Olympic Day at East Tennessee State University included the lighting of a torch, games and hundreds of participants.
The school hosted its first Olympic Day event, a requirement for Olympic Training Sites, in the ETSU/Mountain States Health Alliance Athletic Center (Mini Dome) Friday morning. The school was named such a site for weightlifting in April.
The day began at 9 a.m. at City Hall, with the raising of the Olympic flag, followed by the lighting of a torch that was carried to the Mini Dome through downtown. The last leg of the torch run was made by ETSU President Brian Noland’s wife Donna and their son Jackson.
Hundreds of children from area organizations with summer programs were bused in to participate in the day’s activities, which included baseball, softball, sprinting, jumping, basketball, volleyball, gymnastics, weightlifting, soccer and arts and crafts.

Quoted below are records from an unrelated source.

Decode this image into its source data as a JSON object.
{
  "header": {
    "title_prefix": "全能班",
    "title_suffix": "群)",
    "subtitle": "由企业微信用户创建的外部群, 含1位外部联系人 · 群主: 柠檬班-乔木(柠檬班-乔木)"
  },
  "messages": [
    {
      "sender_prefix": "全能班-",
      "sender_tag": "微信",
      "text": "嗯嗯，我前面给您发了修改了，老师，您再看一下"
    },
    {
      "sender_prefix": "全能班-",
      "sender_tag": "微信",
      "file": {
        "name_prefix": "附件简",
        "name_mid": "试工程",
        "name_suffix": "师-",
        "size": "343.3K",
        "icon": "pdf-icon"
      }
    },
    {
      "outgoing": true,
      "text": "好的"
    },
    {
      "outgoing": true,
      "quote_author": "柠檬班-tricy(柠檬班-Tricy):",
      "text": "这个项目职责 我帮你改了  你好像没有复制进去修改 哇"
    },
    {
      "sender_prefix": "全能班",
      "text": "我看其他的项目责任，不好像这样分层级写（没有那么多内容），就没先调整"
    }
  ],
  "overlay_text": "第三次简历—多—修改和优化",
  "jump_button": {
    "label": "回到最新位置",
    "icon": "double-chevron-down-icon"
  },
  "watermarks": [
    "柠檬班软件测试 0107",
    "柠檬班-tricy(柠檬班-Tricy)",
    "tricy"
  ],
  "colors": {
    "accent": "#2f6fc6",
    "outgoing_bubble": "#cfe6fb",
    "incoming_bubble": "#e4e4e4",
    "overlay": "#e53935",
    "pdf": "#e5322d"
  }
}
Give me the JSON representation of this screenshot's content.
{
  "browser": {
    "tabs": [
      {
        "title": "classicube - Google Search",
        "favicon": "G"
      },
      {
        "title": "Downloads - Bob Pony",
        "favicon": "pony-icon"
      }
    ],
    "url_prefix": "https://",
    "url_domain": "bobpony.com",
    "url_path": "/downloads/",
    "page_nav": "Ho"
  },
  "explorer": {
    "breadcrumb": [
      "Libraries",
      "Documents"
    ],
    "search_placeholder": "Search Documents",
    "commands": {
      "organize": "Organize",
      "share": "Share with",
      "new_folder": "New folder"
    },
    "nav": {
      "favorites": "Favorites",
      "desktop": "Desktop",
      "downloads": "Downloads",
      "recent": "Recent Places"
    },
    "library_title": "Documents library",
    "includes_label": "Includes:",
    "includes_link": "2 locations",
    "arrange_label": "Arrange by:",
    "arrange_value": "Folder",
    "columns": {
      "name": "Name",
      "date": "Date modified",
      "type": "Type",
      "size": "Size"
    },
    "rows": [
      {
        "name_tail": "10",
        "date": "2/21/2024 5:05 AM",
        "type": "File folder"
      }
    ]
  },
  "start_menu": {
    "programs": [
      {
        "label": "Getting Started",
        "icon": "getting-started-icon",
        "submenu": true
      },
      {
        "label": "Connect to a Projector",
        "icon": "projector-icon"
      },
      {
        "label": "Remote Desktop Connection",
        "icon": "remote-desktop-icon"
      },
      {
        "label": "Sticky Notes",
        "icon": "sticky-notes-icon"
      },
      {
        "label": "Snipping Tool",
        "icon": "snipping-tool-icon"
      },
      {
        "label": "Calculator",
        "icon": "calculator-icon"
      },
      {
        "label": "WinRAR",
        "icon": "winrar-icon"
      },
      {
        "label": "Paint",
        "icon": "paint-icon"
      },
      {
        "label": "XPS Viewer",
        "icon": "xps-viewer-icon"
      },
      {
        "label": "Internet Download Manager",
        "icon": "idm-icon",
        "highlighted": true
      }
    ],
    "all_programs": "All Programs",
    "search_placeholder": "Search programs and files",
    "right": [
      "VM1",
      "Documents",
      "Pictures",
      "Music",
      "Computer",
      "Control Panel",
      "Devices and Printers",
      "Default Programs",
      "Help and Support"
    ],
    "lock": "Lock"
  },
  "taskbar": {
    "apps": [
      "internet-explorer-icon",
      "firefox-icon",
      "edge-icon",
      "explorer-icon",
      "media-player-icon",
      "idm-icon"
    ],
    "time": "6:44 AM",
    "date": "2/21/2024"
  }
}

There are 14 Olympic Training Centers in the country. Only two other centers besides ETSU provide training for weightlifting. One of those is in Colorado Springs, Colo., which is the flagship training center for the U.S. Olympic Committee.
Meg Stone will be the director of ETSU’s training site. She competed in the discus for Great Britain in 1980 and 1984 and was a gold medal winner in the 1982 Commonwealth games. She also competed in track and field for the University of Arizona and continues to hold the NCAA shot put and discus collegiate record. In Europe, Stone was the first woman to serve as the national track and field coach for Scotland.

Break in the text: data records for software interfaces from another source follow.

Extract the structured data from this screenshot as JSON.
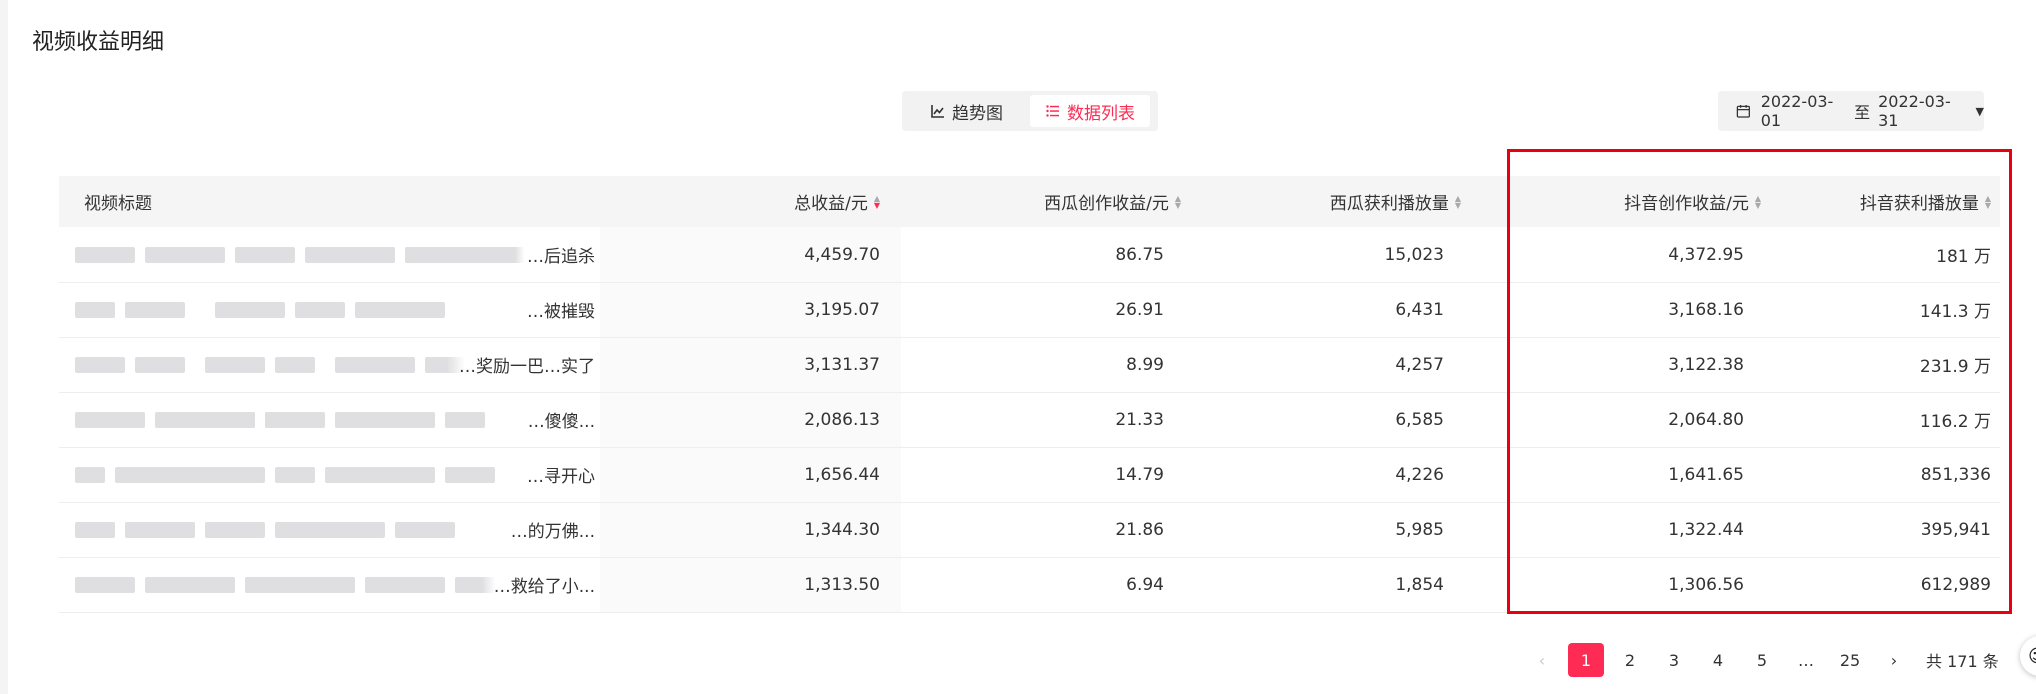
{
  "page": {
    "title": "视频收益明细"
  },
  "view_toggle": {
    "trend_label": "趋势图",
    "list_label": "数据列表",
    "active": "list"
  },
  "date_range": {
    "start": "2022-03-01",
    "separator": "至",
    "end": "2022-03-31",
    "icon": "calendar-icon"
  },
  "table": {
    "columns": [
      "视频标题",
      "总收益/元",
      "西瓜创作收益/元",
      "西瓜获利播放量",
      "抖音创作收益/元",
      "抖音获利播放量"
    ],
    "rows": [
      {
        "title_visible": "…后追杀",
        "total": "4,459.70",
        "xigua_income": "86.75",
        "xigua_plays": "15,023",
        "douyin_income": "4,372.95",
        "douyin_plays": "181 万"
      },
      {
        "title_visible": "…被摧毁",
        "total": "3,195.07",
        "xigua_income": "26.91",
        "xigua_plays": "6,431",
        "douyin_income": "3,168.16",
        "douyin_plays": "141.3 万"
      },
      {
        "title_visible": "…奖励一巴…实了",
        "total": "3,131.37",
        "xigua_income": "8.99",
        "xigua_plays": "4,257",
        "douyin_income": "3,122.38",
        "douyin_plays": "231.9 万"
      },
      {
        "title_visible": "…傻傻...",
        "total": "2,086.13",
        "xigua_income": "21.33",
        "xigua_plays": "6,585",
        "douyin_income": "2,064.80",
        "douyin_plays": "116.2 万"
      },
      {
        "title_visible": "…寻开心",
        "total": "1,656.44",
        "xigua_income": "14.79",
        "xigua_plays": "4,226",
        "douyin_income": "1,641.65",
        "douyin_plays": "851,336"
      },
      {
        "title_visible": "…的万佛...",
        "total": "1,344.30",
        "xigua_income": "21.86",
        "xigua_plays": "5,985",
        "douyin_income": "1,322.44",
        "douyin_plays": "395,941"
      },
      {
        "title_visible": "…救给了小...",
        "total": "1,313.50",
        "xigua_income": "6.94",
        "xigua_plays": "1,854",
        "douyin_income": "1,306.56",
        "douyin_plays": "612,989"
      }
    ]
  },
  "pagination": {
    "pages": [
      "1",
      "2",
      "3",
      "4",
      "5",
      "…",
      "25"
    ],
    "current": "1",
    "total_text": "共 171 条"
  },
  "colors": {
    "accent": "#fe2c55",
    "highlight": "#e60012"
  }
}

“As a two-time Olympian, it has been really, really important for me to continue that Olympic movement through my career, but also for it to be very, very important to have this design three weeks before the real Olympics take part,” Stone said.

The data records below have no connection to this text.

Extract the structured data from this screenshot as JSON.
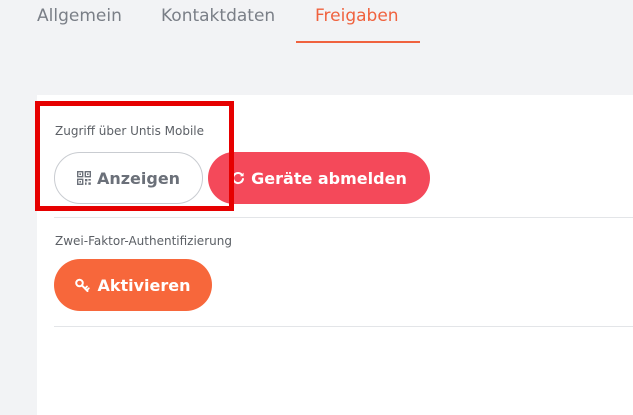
{
  "tabs": [
    {
      "label": "Allgemein"
    },
    {
      "label": "Kontaktdaten"
    },
    {
      "label": "Freigaben",
      "active": true
    }
  ],
  "sections": {
    "untis_mobile": {
      "label": "Zugriff über Untis Mobile",
      "show_button": "Anzeigen",
      "show_icon": "qr-code-icon",
      "logout_button": "Geräte abmelden",
      "logout_icon": "refresh-icon"
    },
    "two_factor": {
      "label": "Zwei-Faktor-Authentifizierung",
      "activate_button": "Aktivieren",
      "activate_icon": "key-icon"
    }
  },
  "colors": {
    "accent": "#f0623e",
    "danger": "#f4495a",
    "activate": "#f7673b",
    "highlight": "#e60000"
  }
}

Former ETSU president Paul E. Stanton Jr. helped Noland’s family light a cauldron on stage after they carried the torch into the Dome.
“You know, 10 years ago if anyone said we’d have an Olympic Day at ETSU and be an Olympic Training Site, I’d have said, ‘No way,’ ” Stanton said.
Stanton said ETSU was celebrating Olympic Day because Meg Stone and her husband Mike Stone were hired at ETSU some years ago, and they established a Center of Excellence in Sport Science and Coaching Education and a doctorate program in coach education. The Olympic designation followed those accomplishments.
Stanton encouraged the hundreds of children who attended the event Friday to never give up on their dreams, whether those dreams are to be Olympians, doctors or anything else.
Stone said that was certainly part of the point of the Olympic Day.
“We want that to carry over, those Olympic ideals to carry over to the young people ... in the Dome this morning,” Stone said.
The weightlifting Olympic Training Site already has two students enrolled for this fall, Jordan Beard and May Thompson, who said in April they were excited to begin the program. Both women have an eye toward the 2016 Olympics. Stone said more weightlifters are being recruited, and, in fact, she is speaking with some young men right now who have competed at the junior level in weightlifting.
She said all the athletes accepted into the weightlifting program this summer will begin as students in the fall and begin training to compete in the 2016 Olympics.
“I think right now, you know, who can predict if there will be an Olympian come from Johnson City?” Stone said. “But really there’s no reason why ... the people that we are talking to, if they have that desire in their heart. There’s no reason why they can’t take that step to the Olympic team.”
This year’s Olympics will be held July 27-Aug. 12 in London.
The Olympic Day will be held each June at ETSU.